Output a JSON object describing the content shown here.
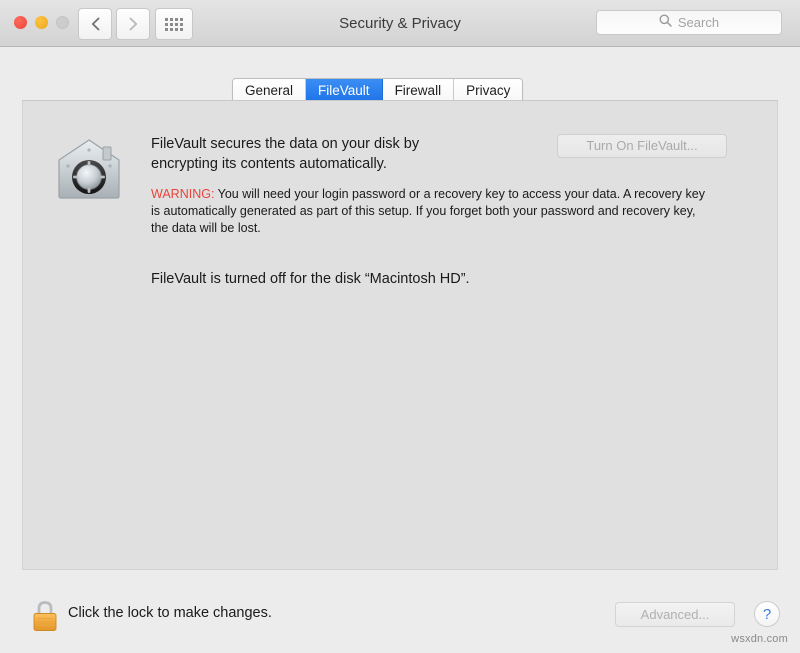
{
  "window": {
    "title": "Security & Privacy"
  },
  "titlebar": {
    "traffic_lights": [
      {
        "name": "close",
        "color": "#e8463a"
      },
      {
        "name": "minimize",
        "color": "#e9a820"
      },
      {
        "name": "zoom",
        "color": "#cccccc"
      }
    ],
    "back_label": "Back",
    "forward_label": "Forward",
    "show_all_label": "Show All",
    "search": {
      "placeholder": "Search",
      "value": "",
      "icon": "search-icon"
    }
  },
  "tabs": [
    {
      "label": "General",
      "selected": false
    },
    {
      "label": "FileVault",
      "selected": true
    },
    {
      "label": "Firewall",
      "selected": false
    },
    {
      "label": "Privacy",
      "selected": false
    }
  ],
  "main": {
    "icon": "filevault-vault-icon",
    "intro": "FileVault secures the data on your disk by encrypting its contents automatically.",
    "warning_label": "WARNING:",
    "warning_body": " You will need your login password or a recovery key to access your data. A recovery key is automatically generated as part of this setup. If you forget both your password and recovery key, the data will be lost.",
    "status": "FileVault is turned off for the disk “Macintosh HD”.",
    "turn_on_button": "Turn On FileVault...",
    "turn_on_button_enabled": "false"
  },
  "bottom": {
    "lock_icon": "closed-padlock-icon",
    "lock_text": "Click the lock to make changes.",
    "advanced_button": "Advanced...",
    "advanced_button_enabled": "false",
    "help_button": "?"
  },
  "watermark": "wsxdn.com",
  "colors": {
    "accent_blue": "#1c71e8",
    "warning_red": "#e8453c",
    "help_blue": "#3b7de0",
    "panel_bg": "#e0e0e0",
    "window_bg": "#ececec"
  }
}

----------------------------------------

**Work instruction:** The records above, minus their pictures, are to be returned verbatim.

**Response for this exercise:**
Output a JSON object describing the content shown here.
{
  "window": {
    "title": "Security & Privacy"
  },
  "titlebar": {
    "traffic_lights": [
      {
        "name": "close",
        "color": "#e8463a"
      },
      {
        "name": "minimize",
        "color": "#e9a820"
      },
      {
        "name": "zoom",
        "color": "#cccccc"
      }
    ],
    "back_label": "Back",
    "forward_label": "Forward",
    "show_all_label": "Show All",
    "search": {
      "placeholder": "Search",
      "value": "",
      "icon": "search-icon"
    }
  },
  "tabs": [
    {
      "label": "General",
      "selected": false
    },
    {
      "label": "FileVault",
      "selected": true
    },
    {
      "label": "Firewall",
      "selected": false
    },
    {
      "label": "Privacy",
      "selected": false
    }
  ],
  "main": {
    "icon": "filevault-vault-icon",
    "intro": "FileVault secures the data on your disk by encrypting its contents automatically.",
    "warning_label": "WARNING:",
    "warning_body": " You will need your login password or a recovery key to access your data. A recovery key is automatically generated as part of this setup. If you forget both your password and recovery key, the data will be lost.",
    "status": "FileVault is turned off for the disk “Macintosh HD”.",
    "turn_on_button": "Turn On FileVault...",
    "turn_on_button_enabled": "false"
  },
  "bottom": {
    "lock_icon": "closed-padlock-icon",
    "lock_text": "Click the lock to make changes.",
    "advanced_button": "Advanced...",
    "advanced_button_enabled": "false",
    "help_button": "?"
  },
  "watermark": "wsxdn.com",
  "colors": {
    "accent_blue": "#1c71e8",
    "warning_red": "#e8453c",
    "help_blue": "#3b7de0",
    "panel_bg": "#e0e0e0",
    "window_bg": "#ececec"
  }
}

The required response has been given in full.